European hopes of securing cheap deals for imports of crude oil from Iran are apparently dashed, with some big buyers complaining that the country was refusing to budge on its terms.
Those companies had been salivating for long at the prospects of Iran opening its oil stock floodgates to the market when sanctions were lifted on the country.
With that date having come and gone by about two months now, European major buyers say Tehran is unwilling to loosen its terms.
Ahead of the lifting of sanctions, Western media had generated high expectations of an Iranian urge to get rid of its crude, citing the country’s oil held in floating storage as well as existing oil glut in the market.
Meanwhile, Iran’s assertions that it wanted to ramp up production by 1 million barrels per day to redeem its lost market share raised those expectations.
Some analysts say Iran may be waiting until oil prices which are hovering at $40 per barrel near lows pick up further before taking steps to regain market share.
“You could think the Iranians have no incentive to increase their production while the prices are low. They lived like it for years already – they can cope with another few months,” Reuters quoted one trading source as saying on Wednesday.
Another source said Iran would not consider offering discounts to win back market share as it would mean an escalation of a price war and would not benefit Iran or its customers.
Gasoline barter deals
Iran is exchanging its fuel oil with gasoline through a rare barter arrangement worked out after the lifting of sanctions on the country, a report says.
Barter deals with the likes of Swiss-based Vitol and Glencore and Russian companies have wiped out short-term fuel oil available for export, a senior Iranian trading official was quoted as saying.
“There is no extra fuel oil available in the short term, because they are all committed,” the unnamed official told Reuters on Tuesday.
International oil companies have snapped up a series of deals with Iran after the lifting of sanctions on the country in January.
France’s Total clinched the first major deal for imports of 200,000 barrels per day of Iranian crude and is about to receive a shipment later this month.

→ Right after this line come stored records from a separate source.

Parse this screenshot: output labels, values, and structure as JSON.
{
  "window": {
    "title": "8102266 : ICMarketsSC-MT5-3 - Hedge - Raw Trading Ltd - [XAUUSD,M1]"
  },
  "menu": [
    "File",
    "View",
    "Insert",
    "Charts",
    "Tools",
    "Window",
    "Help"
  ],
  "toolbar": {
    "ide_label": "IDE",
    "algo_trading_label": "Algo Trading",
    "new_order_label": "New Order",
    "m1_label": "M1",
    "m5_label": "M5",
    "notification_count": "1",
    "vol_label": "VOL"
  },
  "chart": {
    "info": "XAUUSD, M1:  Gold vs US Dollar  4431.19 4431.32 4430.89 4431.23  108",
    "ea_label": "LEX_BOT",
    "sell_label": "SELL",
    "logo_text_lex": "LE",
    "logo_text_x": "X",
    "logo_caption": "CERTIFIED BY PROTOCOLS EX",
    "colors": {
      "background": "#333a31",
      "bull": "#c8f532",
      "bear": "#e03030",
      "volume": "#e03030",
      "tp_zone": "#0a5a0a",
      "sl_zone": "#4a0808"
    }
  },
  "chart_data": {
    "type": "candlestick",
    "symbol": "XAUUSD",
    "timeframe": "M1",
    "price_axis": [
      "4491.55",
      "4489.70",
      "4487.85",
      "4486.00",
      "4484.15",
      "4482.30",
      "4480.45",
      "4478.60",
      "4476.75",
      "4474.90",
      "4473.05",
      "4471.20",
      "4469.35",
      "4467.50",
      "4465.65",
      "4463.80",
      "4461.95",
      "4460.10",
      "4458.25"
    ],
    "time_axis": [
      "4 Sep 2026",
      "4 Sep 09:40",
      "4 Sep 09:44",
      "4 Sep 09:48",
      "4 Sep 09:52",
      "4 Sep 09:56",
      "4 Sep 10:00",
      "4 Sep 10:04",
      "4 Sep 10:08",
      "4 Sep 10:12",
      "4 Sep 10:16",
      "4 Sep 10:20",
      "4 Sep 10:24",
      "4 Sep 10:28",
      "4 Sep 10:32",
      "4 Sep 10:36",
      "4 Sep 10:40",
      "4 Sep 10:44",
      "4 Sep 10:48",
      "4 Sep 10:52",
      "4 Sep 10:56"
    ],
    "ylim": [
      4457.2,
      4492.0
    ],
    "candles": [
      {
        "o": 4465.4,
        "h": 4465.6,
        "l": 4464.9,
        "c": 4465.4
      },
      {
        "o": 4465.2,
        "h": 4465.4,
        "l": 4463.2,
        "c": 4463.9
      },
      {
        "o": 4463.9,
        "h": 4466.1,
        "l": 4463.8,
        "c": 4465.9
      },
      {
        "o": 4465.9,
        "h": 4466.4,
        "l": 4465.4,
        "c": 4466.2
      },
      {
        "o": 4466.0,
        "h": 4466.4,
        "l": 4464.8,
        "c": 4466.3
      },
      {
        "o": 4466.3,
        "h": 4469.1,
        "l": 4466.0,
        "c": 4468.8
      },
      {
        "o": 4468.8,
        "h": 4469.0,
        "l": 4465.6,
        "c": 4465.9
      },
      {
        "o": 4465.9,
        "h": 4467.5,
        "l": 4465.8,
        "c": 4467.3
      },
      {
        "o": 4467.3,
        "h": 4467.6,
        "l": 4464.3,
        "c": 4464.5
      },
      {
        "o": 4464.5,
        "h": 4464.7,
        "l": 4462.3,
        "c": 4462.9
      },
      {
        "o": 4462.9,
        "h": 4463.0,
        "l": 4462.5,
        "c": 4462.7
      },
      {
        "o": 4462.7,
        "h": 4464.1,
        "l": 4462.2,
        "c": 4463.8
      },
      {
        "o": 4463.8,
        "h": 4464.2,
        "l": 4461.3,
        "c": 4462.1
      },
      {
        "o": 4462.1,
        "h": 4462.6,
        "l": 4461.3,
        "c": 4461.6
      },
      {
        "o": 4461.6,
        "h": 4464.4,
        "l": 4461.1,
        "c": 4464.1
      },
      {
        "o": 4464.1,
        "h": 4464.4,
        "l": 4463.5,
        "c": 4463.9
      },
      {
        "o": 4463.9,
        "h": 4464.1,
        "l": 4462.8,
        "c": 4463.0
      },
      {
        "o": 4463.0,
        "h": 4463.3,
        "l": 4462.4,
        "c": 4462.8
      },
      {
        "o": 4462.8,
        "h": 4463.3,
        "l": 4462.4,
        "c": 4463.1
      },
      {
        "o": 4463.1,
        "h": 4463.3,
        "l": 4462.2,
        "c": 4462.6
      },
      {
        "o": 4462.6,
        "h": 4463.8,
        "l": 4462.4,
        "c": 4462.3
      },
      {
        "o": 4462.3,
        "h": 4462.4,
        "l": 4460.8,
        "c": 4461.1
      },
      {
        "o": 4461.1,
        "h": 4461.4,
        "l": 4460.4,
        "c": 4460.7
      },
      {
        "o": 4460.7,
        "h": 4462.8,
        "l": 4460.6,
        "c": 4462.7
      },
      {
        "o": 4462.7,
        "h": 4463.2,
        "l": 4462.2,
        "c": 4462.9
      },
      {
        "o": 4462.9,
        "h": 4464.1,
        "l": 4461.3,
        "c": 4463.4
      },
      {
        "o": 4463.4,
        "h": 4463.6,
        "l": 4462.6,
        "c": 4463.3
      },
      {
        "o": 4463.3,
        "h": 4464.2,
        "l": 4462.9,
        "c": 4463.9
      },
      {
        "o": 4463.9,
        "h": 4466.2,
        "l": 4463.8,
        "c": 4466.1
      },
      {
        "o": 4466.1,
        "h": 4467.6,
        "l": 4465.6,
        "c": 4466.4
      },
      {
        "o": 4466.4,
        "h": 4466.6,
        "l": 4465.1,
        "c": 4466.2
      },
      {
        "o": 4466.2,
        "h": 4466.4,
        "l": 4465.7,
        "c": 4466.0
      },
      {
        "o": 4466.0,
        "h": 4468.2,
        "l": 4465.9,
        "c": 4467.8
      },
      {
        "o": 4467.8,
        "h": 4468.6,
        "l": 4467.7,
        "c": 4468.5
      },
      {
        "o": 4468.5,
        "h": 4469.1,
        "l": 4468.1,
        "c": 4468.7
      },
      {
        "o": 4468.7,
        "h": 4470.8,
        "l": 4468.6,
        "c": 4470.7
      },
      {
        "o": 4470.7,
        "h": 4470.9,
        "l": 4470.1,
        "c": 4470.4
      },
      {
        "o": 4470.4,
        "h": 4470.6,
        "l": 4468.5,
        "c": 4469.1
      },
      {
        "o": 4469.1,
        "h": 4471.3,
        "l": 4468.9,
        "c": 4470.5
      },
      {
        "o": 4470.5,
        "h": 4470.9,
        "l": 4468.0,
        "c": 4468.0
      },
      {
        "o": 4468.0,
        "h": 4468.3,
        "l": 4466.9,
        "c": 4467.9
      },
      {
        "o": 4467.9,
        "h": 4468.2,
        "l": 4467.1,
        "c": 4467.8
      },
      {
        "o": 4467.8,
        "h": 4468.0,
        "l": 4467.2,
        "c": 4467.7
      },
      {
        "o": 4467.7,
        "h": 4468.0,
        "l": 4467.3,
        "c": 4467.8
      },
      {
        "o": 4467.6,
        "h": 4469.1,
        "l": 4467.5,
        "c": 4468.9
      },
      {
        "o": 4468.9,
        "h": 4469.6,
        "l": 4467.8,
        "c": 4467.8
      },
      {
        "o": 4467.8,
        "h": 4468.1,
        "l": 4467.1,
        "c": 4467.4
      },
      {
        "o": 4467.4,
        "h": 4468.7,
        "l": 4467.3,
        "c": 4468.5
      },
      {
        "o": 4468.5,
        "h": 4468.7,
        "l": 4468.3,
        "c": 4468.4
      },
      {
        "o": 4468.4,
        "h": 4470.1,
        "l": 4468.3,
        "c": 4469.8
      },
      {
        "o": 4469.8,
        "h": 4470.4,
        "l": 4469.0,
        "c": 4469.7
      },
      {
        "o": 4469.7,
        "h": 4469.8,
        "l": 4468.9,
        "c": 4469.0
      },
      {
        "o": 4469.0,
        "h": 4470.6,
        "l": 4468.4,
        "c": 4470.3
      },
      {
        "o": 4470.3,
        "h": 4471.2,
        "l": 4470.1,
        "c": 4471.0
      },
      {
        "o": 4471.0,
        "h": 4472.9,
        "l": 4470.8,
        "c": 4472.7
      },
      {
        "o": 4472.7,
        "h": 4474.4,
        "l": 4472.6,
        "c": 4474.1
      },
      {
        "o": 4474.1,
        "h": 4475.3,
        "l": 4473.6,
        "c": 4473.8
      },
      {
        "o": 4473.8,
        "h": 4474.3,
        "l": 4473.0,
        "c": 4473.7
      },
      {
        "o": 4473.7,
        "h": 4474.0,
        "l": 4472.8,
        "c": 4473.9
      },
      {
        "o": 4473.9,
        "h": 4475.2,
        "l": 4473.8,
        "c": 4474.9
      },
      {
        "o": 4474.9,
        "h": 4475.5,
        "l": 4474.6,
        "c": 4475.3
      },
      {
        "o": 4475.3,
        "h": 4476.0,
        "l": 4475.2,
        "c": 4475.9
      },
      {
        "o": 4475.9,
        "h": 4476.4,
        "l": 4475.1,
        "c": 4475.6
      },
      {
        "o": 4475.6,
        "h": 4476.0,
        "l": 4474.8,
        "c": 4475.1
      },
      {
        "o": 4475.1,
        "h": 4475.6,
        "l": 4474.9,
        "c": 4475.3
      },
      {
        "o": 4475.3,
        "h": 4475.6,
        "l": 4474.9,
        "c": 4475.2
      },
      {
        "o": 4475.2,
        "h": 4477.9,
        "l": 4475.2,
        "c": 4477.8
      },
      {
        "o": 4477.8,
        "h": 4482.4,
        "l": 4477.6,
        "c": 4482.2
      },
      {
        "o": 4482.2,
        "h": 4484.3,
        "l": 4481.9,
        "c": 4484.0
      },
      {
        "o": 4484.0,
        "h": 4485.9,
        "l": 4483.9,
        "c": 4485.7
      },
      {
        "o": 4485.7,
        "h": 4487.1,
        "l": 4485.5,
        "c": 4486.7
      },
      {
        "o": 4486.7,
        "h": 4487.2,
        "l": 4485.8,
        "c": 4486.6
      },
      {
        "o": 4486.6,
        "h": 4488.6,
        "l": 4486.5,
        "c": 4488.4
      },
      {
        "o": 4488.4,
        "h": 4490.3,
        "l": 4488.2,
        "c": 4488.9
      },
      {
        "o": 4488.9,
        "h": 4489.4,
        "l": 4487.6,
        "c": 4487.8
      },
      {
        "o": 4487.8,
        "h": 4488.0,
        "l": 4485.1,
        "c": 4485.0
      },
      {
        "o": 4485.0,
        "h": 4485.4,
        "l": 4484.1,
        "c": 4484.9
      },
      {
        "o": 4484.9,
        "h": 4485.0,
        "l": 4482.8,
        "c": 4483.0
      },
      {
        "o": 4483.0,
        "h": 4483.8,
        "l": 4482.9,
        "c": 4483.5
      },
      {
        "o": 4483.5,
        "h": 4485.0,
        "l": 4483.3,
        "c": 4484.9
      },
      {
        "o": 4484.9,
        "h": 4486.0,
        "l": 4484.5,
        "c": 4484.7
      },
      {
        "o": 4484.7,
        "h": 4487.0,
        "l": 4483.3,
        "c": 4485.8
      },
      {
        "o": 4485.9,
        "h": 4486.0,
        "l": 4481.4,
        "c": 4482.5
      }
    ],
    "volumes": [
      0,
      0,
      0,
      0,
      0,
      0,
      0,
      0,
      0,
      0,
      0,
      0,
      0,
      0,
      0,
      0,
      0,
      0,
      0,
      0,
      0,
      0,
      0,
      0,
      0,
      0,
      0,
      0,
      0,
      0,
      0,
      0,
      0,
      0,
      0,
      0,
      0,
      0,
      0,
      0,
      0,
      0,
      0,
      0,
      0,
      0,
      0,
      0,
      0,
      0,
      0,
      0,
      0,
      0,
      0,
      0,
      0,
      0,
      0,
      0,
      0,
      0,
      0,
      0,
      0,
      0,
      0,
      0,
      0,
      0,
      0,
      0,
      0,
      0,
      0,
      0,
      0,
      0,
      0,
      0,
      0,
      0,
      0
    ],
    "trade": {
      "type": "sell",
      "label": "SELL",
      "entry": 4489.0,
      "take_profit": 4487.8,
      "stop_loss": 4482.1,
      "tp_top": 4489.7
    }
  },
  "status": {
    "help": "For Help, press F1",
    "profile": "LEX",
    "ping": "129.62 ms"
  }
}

Three other tankers carrying Iranian crude are heading toward Europe.
Despite being an oil exporter, Iran imports gasoline to cover shortfalls in the country of over 80 million people, where demand has gone through the roof amid rising numbers of cars.
The big traders resumed moving gasoline to Iran shortly after sanctions were removed, the official said, adding Iran pays back in fuel oil instead of a cash settlement.
According to another official, Iran usually exports 700,000-800,000 tonnes of fuel oil a month during the spring months starting from late March.
Meanwhile, the country’s demand for gasoline rises ahead of the New Year or Nowruz when road travel increases over two weeks from late March.
By Press TV